Listeria monocytogenes Thermal Resistance in Low-Moisture Foods: Role of Water Activity or Food Matrix

Low moisture foods (e.g., cocoa powder, dried milk powder, flour) have been increasingly involved in foodborne outbreaks. Foodborne pathogens such as Listeria monocytogenes can survive in low moisture foods and dry food processing environments for months, and even for years. However, there is a general lack of knowledge related to the behavior of L. monocytogenes in these foods. The aim of this study is to comprehensively evaluate L. monocytogenes survival in low moisture foods in heat processing, and examine factors impacting their resistance.

Institution: Washington State University
Principal Investigator: Meijun Zhu, PhD
Amount Awarded: $178,202
Year Awarded: 2016

Read more: Thermal Resistance of Listeria monocytogenes in Natural Unsweetened Cocoa Powder Under Different Water Activity

Read more: Stability of Listeria monocytogenes in Non-Fat Dry Milk Powder During Isothermal Treatment and Storage

Read more: Listeria monocytogenes in Almond Meal: Desiccation Stability and Isothermal Inactivation

Learn more about the IAFNS Microbiology Committee.

Correlation of Surrogate Bacteria and Salmonellae for Validation of Spice/Herb Pathogen Reduction Processes

Spices and herbs are obtained from plants that are grown in open fields and later subjected to a drying process that often involves sun drying in open environments. Therefore, bacterial pathogens are likely to be present in these products. Despite implementation of preventive measures, outbreaks of foodborne disease and recalls have been linked to spices. The aim of this study is to define validation protocols for the pathogen reduction processes used to treat spices and validate treatment efficacy to achieve the targeted pathogen reduction.

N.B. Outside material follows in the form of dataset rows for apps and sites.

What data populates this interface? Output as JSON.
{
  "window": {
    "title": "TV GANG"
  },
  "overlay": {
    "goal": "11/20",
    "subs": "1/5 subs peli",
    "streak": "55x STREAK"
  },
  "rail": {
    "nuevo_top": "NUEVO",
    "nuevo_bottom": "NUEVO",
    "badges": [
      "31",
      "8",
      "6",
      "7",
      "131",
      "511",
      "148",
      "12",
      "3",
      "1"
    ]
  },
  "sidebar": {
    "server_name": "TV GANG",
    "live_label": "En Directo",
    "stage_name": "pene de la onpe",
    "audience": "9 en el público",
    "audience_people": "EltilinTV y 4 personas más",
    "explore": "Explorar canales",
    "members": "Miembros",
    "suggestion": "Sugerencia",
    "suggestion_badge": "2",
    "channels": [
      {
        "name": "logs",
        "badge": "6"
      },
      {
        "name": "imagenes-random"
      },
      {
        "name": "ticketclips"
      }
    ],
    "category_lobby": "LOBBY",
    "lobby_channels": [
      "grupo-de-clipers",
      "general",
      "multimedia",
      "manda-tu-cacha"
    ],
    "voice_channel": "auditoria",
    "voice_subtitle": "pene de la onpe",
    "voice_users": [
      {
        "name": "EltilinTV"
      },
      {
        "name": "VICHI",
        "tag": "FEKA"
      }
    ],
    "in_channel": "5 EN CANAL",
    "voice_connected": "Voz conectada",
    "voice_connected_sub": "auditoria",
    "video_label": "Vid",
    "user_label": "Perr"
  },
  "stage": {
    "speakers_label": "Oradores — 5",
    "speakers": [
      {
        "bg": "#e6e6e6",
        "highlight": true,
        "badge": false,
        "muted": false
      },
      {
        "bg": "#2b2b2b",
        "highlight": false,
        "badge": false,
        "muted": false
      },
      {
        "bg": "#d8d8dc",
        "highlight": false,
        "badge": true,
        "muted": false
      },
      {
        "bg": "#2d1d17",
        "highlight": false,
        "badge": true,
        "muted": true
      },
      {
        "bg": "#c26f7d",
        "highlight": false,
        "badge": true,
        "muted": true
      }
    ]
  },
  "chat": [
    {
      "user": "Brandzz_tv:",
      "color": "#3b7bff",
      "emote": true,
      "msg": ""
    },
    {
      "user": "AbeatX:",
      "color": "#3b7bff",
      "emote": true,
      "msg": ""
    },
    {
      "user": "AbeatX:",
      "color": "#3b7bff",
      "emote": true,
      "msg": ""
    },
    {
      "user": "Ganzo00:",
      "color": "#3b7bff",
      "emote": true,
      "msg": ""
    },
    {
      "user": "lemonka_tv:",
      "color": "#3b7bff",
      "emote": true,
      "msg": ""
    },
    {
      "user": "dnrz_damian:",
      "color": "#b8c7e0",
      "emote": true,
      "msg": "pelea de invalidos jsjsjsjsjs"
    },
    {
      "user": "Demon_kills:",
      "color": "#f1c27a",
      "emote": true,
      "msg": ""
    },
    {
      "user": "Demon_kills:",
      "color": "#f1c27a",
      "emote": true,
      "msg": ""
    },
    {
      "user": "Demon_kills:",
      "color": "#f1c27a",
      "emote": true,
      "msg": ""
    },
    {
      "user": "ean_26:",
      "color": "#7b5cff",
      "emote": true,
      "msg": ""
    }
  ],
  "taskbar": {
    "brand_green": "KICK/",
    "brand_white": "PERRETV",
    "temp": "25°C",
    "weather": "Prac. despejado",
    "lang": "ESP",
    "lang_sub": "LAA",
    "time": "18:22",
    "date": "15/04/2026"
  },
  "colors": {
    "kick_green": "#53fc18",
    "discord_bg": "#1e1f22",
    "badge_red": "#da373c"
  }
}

Institution: Texas A&M University
Principal Investigator: Gary Acuff, PhD
Amount Awarded: $142,552
Year Awarded: 2013

Read more: Processes to Preserve Spice and Herb Quality and Sensory Integrity During Pathogen Inactivation

Learn more about the IAFNS Food Microbiology Committee.